Hare with pestle in the full moon (c.1801-50) by Matsumura So Shun

How Japanese poets saw the night sky

There's no man in the Moon for Japanese star-gazers, instead, they see a hare pounding rice. Want to know why?

We all see the same side of the Moon, whether staring up at it from the garden of The Sportsman in Kent, England, from the streets of Annie Leibovitz's New York, or as it sails among the high rises surrounding Yayoi Kusama's Tokyo studio. The only difference between viewing the Moon in the northern and southern hemispheres, is its orientation. The Moon orbits near our equator, so its pattern of craters would look upside down to northerly viewers, were they to go down under and look at the Moon from Australia, New Zealand or Japan.

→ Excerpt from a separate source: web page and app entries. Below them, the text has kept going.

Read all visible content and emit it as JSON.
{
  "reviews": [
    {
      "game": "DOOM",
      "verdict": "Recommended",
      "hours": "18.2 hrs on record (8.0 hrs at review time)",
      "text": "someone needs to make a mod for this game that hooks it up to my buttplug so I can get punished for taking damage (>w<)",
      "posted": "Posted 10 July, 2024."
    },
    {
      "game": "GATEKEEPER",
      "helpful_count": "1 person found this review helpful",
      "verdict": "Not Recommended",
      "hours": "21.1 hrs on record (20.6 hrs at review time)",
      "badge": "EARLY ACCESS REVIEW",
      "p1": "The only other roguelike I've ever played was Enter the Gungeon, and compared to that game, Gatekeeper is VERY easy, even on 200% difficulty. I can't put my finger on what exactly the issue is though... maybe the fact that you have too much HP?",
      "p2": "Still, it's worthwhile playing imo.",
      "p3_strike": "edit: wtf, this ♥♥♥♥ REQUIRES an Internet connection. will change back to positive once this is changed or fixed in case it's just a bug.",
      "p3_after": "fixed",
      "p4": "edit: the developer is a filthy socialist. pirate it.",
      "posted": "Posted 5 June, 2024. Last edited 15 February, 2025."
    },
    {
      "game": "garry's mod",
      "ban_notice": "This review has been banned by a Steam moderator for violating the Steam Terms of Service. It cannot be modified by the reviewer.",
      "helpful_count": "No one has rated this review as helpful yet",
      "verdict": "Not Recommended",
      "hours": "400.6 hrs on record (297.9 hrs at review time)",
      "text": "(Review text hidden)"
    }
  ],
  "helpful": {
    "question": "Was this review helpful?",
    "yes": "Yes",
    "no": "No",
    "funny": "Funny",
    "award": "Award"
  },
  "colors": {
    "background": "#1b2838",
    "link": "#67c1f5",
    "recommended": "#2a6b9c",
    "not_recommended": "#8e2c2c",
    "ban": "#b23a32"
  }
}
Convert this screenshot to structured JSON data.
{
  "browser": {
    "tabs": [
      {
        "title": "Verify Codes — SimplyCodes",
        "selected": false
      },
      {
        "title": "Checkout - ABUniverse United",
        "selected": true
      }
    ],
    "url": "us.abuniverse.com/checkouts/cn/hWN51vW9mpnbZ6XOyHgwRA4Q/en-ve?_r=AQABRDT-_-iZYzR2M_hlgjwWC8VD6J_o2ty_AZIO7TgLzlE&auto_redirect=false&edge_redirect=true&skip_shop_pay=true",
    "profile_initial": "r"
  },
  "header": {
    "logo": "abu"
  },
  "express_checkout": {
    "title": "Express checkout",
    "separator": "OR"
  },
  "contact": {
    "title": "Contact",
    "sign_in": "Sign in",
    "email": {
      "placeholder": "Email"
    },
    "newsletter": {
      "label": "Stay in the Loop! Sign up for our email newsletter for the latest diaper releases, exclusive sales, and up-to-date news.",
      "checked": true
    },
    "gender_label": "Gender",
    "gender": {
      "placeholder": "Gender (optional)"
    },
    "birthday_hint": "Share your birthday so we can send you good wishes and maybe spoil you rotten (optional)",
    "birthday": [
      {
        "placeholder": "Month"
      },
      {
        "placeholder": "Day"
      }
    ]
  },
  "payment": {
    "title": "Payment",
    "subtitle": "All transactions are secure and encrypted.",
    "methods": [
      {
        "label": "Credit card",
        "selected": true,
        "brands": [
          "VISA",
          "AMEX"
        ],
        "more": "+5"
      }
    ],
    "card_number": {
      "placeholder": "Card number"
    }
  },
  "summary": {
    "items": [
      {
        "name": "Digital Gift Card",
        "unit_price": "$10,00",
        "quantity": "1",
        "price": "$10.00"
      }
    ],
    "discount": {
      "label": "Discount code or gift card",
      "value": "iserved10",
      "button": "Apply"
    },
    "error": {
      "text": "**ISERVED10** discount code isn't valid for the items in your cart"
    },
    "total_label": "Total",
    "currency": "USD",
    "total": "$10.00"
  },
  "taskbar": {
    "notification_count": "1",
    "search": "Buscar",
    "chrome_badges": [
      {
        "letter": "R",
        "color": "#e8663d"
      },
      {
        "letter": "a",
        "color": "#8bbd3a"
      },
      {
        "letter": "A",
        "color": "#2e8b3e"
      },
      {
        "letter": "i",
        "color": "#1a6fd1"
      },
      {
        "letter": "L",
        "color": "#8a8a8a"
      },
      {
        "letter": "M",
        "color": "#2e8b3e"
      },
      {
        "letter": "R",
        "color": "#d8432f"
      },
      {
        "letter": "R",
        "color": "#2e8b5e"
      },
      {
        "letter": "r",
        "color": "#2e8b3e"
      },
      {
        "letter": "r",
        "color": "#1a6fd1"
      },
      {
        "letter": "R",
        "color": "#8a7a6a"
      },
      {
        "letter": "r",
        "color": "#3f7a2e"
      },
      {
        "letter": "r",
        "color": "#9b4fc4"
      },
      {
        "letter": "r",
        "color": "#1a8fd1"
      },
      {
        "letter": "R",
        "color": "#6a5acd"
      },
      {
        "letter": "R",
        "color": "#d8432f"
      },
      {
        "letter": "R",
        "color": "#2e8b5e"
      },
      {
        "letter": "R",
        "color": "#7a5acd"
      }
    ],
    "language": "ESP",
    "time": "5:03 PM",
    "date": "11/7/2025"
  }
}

This may explain why nursery rhymes in the northern hemisphere talk of a man in the Moon, while lyrical depictions of the Moon in Japan see something quite different: a hare or a rabbit, as our book Universe: Exploring the Astronomical World explains.

“For as long as humans have existed, people have looked up at the Moon and studied the patterns of its surface to figure out who or what might live there. Europeans see a man on the Moon, while some African peoples see a frog. In Chinese and Japanese folklore the Moon is home to a rabbit or hare, as shown in this Japanese surimono print by Matsumura Go Shun.


Universe: Exploring the Astronomical World
Universe: Exploring the Astronomical World

“The white rabbit of the Moon clutches the pestle he uses to grind rice to make rice cakes – a feature of the myth that plays on the similarity of the words for ‘Full Moon’ (mochizuki) and ‘rice pounding’ (mochi-tsuki). During celebrations of the Full Moon of the Harvest Festival, it is common to see prints and figurines of the Moon rabbit. Surimono prints were often commissioned by a particular group or circle of friends to be enjoyed during the festivities.

Naturalistic images were surrounded by poems, or haiku, often written especially for the occasion - this print includes seventeen different poems. The tradition of Moon-viewing (tsukimi) began in the ninth century and remains popular today. The lasting power of the folkloric motif is also evident in the names of the Chinese lunar rover Yutu (‘jade rabbit’), which landed on the Moon in 2013, and the Japanese project Hakuto (‘white rabbit’), created to explore the Moon in 2017."

For more cosmic images by such varied star gazers as NASA, Andy Warhol, Picasso and Hergé order a copy of Universe: Exploring the Astronomical World here.